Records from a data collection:
'''

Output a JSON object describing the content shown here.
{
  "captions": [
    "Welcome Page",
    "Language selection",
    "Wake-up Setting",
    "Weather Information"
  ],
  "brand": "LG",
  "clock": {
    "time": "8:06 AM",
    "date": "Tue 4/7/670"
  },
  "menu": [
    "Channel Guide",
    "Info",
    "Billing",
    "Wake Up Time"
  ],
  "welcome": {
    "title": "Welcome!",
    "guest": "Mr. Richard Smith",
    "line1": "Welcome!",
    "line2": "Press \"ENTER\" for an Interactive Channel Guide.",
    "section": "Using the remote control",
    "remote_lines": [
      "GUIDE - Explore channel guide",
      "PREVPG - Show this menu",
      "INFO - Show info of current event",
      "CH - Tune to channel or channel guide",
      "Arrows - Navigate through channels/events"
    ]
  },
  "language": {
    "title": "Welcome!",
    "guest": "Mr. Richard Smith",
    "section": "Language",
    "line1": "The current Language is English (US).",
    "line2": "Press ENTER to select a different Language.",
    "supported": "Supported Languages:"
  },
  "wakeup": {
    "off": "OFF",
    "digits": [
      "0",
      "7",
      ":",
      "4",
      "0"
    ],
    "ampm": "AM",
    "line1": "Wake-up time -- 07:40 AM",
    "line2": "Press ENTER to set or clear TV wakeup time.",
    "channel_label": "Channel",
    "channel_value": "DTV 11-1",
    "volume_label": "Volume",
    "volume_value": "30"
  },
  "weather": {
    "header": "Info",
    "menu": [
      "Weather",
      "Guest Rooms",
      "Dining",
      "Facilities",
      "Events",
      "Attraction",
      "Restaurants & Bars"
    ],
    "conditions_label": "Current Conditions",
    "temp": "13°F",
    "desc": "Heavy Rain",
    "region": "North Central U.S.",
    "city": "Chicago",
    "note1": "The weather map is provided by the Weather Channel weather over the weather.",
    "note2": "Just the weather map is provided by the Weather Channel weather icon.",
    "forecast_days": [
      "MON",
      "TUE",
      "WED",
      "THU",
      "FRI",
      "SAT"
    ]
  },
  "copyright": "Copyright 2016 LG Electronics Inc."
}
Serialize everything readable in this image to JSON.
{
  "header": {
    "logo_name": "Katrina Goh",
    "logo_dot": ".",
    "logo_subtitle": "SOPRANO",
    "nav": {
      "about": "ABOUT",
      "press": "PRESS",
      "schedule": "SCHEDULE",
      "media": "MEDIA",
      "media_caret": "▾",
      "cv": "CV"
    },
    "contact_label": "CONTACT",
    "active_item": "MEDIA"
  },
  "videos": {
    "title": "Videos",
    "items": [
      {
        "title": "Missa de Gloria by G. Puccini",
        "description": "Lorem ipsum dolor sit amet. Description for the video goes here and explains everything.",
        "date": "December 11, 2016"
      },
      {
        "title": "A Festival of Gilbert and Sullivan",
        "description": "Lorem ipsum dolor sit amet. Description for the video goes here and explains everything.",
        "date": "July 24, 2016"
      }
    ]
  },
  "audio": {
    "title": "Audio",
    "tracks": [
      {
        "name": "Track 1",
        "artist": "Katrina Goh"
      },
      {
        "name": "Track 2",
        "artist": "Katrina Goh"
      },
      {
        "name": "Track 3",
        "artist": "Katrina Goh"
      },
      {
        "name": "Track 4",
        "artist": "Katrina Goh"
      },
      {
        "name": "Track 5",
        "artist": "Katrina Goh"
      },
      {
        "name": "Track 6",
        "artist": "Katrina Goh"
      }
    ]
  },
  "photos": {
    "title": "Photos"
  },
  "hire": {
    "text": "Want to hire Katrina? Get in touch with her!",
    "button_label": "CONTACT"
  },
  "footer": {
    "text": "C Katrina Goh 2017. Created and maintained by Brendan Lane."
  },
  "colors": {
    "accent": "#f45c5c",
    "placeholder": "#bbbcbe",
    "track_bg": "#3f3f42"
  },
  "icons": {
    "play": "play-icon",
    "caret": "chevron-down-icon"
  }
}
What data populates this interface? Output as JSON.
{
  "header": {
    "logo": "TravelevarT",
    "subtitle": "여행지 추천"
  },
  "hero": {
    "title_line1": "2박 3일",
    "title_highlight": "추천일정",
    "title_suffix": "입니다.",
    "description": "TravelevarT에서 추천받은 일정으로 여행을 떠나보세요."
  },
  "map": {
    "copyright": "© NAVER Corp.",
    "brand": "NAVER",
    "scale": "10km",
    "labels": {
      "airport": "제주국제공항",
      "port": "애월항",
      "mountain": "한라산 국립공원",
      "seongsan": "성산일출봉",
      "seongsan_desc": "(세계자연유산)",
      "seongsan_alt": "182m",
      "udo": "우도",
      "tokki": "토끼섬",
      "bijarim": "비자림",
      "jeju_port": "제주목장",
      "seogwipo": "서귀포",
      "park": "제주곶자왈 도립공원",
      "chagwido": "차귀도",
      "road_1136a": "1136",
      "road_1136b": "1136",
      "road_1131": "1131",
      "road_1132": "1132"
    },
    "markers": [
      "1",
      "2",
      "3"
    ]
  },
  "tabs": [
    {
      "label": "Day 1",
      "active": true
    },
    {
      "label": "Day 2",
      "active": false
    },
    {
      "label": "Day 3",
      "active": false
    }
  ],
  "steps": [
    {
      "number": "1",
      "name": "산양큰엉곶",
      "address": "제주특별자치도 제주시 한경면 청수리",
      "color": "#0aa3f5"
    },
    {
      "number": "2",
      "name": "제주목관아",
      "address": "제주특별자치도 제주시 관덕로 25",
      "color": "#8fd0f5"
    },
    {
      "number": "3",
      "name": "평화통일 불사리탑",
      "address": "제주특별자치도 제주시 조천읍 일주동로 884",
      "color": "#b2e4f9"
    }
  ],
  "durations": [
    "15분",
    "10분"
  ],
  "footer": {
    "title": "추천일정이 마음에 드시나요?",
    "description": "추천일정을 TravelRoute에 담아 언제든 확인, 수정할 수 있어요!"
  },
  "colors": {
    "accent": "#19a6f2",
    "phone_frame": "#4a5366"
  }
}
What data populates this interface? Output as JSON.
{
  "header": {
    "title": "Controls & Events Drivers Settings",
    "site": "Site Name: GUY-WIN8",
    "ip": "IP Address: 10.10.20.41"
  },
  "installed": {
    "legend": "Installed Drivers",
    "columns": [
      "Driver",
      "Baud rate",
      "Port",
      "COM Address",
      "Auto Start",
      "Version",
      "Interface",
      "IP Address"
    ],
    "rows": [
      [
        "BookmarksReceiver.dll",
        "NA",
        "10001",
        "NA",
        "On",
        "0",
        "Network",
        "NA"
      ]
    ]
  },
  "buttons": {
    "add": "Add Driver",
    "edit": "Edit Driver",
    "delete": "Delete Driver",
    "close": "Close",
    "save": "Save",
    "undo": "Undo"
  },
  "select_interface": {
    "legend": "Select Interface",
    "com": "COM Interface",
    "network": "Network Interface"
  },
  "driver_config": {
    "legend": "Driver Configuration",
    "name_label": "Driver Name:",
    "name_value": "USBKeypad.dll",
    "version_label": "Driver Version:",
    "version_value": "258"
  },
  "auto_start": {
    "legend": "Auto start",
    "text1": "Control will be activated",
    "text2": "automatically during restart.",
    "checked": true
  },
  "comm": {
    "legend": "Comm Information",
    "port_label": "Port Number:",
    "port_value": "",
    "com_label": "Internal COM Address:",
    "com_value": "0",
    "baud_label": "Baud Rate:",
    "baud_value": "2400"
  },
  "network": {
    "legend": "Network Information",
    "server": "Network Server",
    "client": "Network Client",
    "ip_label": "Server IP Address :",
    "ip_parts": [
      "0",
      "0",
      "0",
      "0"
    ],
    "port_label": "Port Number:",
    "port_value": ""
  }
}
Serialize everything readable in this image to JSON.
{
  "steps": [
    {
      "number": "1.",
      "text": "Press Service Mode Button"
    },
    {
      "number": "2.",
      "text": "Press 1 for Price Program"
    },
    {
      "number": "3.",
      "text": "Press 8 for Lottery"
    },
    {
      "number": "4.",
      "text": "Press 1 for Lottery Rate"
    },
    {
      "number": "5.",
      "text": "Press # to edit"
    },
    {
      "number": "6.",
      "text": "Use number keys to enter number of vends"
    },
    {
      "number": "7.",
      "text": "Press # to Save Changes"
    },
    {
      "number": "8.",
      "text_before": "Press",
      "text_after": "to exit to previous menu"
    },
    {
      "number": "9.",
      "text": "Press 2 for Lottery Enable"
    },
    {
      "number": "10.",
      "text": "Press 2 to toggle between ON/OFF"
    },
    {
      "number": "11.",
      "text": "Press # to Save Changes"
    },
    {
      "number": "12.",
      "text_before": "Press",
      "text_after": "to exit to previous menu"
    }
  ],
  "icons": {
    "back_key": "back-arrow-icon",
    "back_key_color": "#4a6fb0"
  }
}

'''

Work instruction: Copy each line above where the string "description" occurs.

Written answer:
        "description": "Lorem ipsum dolor sit amet. Description for the video goes here and explains everything.",
        "description": "Lorem ipsum dolor sit amet. Description for the video goes here and explains everything.",
    "description": "TravelevarT에서 추천받은 일정으로 여행을 떠나보세요."
    "description": "추천일정을 TravelRoute에 담아 언제든 확인, 수정할 수 있어요!"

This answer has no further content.